I had not seen Revue Starlight before, but the name rang bells. Quickly googling the name it was immediately apparent that It would be more surprising if it hadn’t hit my radar. Revue Starlight was created as a multi-platform media franchise. It was a collaborative work created by Bushiroad,(Cardfight Vanguard and other card games) Nelke Planning (producer of theatrical productions) and Kinema Citrus (anime studio). It was first was released to the public in 2017 as a musical that was only on for only a couple of days at a theatre in Tokyo. This was followed by the 12 episode anime, originally released in 2018, that we have in this Collectors Edition courtesy of MVM. The series has also received three manga adaptations and a popular smartphone game titled Shōjo Kageki Revue Starlight: RE Live. Right now there is a compilation and I gather a sequel film in the works too.
So this is clearly a franchise designed to grab my attention and keep me hooked. This isn't the fist series to be designed this way (see our recent Kadokawa Jet Girls review) and the proof will be in the proverbial pudding as to whether or not this is a success or failure.
The Collectors Edition is supplied in a handsome case with attractive artwork featuring 2 of the lead protagonists. Included in the box there is a 64 page art book and 10 art cards. Neither of these were received with the review discs though based on images I’ve seen online they do look lovely and welcome in any fan/Otaku’s collection.
That brings us to the anime itself. The show is an all female cast and centres on eight young women who have decided to attend Seisho Music Academy. The lead is Karen Aijō, an enthusiastic, energetic and yet somewhat lazy character reliant on her own raw talent rather than actual effort. Karen has joined the school having promised her childhood friend Hikari that they would be on the stage with the starlight revue 12 years ago. T
This all seems quite straightforward and bar the clues in the intro you may assume that this is going to be a slice of life drama piece. A modern Fame or Glee with an anime glaze. The first episode introduces you to the eight women who have joined the academy and they all seem to get along despite a minor sense of tension and competitiveness between the protagonists. The characters are all likeable if a bit stereotypical, and none of them immediately leapt out in a dramatic or humorous way. If I based my view on the first 10 minutes or so I might have switched off deciding that perhaps I was not the audience for this.
There is indeed more to the anime than it first appears; at the end of the first academic day the girls receive text messages signed off with a giraffe icon. The message invites them to a special starlight revue. Accepting the invitations, the girls find themselves taking an elevator (that’s not usually there) to a giant circular stage on which they are to audition. Tasked with showcasing their dramatic and acrobatic skills, the matter is complicated by each of them engaging in battle in a one-on-one fight between classmates. They join the stage in a militaristic style uniform, each wielding weapons. These epic fast-paced battles are fought with dramatic backdrops that often seemed to magically change around them, reflecting the thoughts and feelings of the combatants. The characters also seem to be imbued with magic given that physics are largely ignored, jumping as they do to incredible heights and throwing themselves about with superhuman skill, never batting an eyelid whilst doing so. Whilst they did passionately strike at each other I do not recall anyone ever getting really injured. The audition is over when one of the girls manages to cut free their opponent's cape.
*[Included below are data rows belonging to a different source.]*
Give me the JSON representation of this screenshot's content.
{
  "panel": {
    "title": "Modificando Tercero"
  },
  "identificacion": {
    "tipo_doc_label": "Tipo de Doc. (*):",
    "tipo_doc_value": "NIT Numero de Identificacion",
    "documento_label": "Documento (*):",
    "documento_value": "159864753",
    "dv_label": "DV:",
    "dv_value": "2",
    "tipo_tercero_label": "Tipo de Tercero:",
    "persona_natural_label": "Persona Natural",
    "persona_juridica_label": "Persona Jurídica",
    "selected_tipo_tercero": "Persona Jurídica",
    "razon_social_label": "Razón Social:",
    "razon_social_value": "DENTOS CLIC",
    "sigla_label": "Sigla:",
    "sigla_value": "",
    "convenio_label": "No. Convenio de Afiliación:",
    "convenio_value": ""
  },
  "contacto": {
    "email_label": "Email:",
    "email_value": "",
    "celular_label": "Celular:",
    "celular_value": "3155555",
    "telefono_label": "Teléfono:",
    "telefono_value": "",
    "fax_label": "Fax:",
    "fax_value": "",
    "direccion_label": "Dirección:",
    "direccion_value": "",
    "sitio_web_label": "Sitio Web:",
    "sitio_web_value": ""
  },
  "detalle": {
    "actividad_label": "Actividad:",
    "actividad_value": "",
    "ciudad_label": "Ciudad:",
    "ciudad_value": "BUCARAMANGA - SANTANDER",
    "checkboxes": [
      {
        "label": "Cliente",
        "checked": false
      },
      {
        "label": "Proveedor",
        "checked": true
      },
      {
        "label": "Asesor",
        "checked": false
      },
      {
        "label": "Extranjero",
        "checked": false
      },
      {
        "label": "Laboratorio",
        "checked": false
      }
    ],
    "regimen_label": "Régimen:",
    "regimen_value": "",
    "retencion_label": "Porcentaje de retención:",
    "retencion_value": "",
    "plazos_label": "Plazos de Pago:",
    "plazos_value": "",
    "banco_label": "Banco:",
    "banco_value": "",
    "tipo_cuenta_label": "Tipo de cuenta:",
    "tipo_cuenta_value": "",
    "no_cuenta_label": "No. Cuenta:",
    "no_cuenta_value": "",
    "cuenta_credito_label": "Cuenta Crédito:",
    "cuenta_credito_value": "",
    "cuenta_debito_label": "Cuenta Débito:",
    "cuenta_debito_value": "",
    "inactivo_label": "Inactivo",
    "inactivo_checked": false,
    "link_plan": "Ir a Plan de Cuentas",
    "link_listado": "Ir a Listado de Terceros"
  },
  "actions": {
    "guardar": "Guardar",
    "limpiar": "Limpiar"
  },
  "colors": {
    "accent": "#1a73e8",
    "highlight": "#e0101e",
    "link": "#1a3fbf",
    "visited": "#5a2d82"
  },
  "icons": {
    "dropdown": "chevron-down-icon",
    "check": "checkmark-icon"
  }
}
These Revues are really the bread and butter of the show. They are fun to watch, and with each fight between the various pairs you learn their motivations and how they each learn from the experience. This shows far greater character depth and development than you might expect from a show such as this.
The giraffe that convinces the girls to undertake the auditions by promising that the winner will become the Academy's "Top Star", perhaps a study of the cutthroat nature of the music industry and the lengths people will go to attain their dreams and the corruption such competition can create - while Karen’s original promise may be purely motivated, how far is she willing to go to become number 1?
As a show all about musical theatre I was not surprised to see how great the soundtrack was, and even the lyrics are pretty good. Animation and art style was vibrant and attractive, certainly designed with mass appeal in mind.
Overall, while the school drama and marginal personal conflicts are a bit overly familiar by now, the performance battles, mixed with a great soundtrack, create a great package. There is no noticeable ecchi or bloodshed so this can be shown to the whole family. I have found that friends of mine who were fans of the recent version of She-Ra on Netflix particularly enjoyed this.
Don’t get me wrong if you want more bloodshed in your battles or more flesh shown then this is probably not for you. If you want that to the extreme then Ikki Tousen is probably more your bag. If you like shows like K-On or Love Live, this is very much up your street.